## Problem details
Search the data below for the string "Address". Extract every line that contains it.

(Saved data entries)
+---+

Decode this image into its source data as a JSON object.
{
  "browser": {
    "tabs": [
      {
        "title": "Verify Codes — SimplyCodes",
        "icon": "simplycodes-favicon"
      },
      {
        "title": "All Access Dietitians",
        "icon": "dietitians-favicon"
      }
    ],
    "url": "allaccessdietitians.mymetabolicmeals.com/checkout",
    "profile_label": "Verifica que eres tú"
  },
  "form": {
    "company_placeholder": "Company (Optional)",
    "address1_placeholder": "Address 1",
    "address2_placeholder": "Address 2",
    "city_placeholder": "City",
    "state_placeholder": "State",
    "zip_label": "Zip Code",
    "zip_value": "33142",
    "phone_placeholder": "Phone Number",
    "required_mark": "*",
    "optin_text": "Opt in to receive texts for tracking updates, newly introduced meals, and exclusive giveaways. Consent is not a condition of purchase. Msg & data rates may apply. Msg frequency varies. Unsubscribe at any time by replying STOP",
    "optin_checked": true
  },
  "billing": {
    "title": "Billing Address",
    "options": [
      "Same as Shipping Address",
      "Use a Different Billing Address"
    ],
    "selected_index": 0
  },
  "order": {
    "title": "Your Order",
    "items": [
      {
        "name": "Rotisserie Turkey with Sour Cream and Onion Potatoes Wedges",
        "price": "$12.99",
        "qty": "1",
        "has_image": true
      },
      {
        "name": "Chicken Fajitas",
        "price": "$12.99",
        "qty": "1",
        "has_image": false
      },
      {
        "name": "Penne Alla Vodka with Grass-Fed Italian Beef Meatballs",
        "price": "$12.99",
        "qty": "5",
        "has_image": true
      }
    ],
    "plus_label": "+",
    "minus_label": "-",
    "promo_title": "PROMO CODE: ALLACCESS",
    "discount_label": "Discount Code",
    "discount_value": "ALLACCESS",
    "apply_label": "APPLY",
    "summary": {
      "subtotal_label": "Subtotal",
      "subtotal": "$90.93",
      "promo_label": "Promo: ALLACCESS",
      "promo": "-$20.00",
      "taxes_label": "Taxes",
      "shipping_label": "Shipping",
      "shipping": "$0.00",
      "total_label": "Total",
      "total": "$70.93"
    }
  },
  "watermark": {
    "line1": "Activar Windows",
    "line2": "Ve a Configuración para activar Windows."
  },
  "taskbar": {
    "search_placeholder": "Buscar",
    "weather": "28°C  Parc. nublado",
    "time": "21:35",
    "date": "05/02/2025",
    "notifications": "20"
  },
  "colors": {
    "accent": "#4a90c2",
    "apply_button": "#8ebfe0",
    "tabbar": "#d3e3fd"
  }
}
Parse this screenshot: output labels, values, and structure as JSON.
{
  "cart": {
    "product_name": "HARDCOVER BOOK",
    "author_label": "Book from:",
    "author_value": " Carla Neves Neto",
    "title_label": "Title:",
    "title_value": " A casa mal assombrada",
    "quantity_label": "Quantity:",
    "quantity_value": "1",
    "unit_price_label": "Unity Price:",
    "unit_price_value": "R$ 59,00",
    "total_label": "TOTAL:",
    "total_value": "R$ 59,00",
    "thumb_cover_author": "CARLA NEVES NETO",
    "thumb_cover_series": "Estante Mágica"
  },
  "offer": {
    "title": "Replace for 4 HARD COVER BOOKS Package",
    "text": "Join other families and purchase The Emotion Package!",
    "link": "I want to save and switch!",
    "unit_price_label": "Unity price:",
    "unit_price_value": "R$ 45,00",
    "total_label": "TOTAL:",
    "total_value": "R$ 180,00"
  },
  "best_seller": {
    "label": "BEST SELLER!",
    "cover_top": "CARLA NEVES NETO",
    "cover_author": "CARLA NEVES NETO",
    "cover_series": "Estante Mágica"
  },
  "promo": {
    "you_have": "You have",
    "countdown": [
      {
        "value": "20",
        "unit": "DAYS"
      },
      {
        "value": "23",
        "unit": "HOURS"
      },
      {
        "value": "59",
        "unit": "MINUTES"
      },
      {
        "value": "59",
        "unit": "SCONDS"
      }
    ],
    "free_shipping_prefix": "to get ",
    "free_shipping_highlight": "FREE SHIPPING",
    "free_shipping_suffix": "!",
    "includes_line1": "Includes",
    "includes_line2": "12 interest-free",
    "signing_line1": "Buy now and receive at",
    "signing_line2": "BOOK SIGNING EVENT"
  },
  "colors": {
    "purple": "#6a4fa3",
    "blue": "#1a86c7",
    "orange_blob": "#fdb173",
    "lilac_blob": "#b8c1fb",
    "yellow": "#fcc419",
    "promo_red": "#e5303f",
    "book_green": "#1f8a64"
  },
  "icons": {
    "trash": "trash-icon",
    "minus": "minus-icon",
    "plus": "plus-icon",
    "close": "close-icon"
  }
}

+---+

## Response
    "address1_placeholder": "Address 1",
    "address2_placeholder": "Address 2",
    "title": "Billing Address",
      "Same as Shipping Address",
      "Use a Different Billing Address"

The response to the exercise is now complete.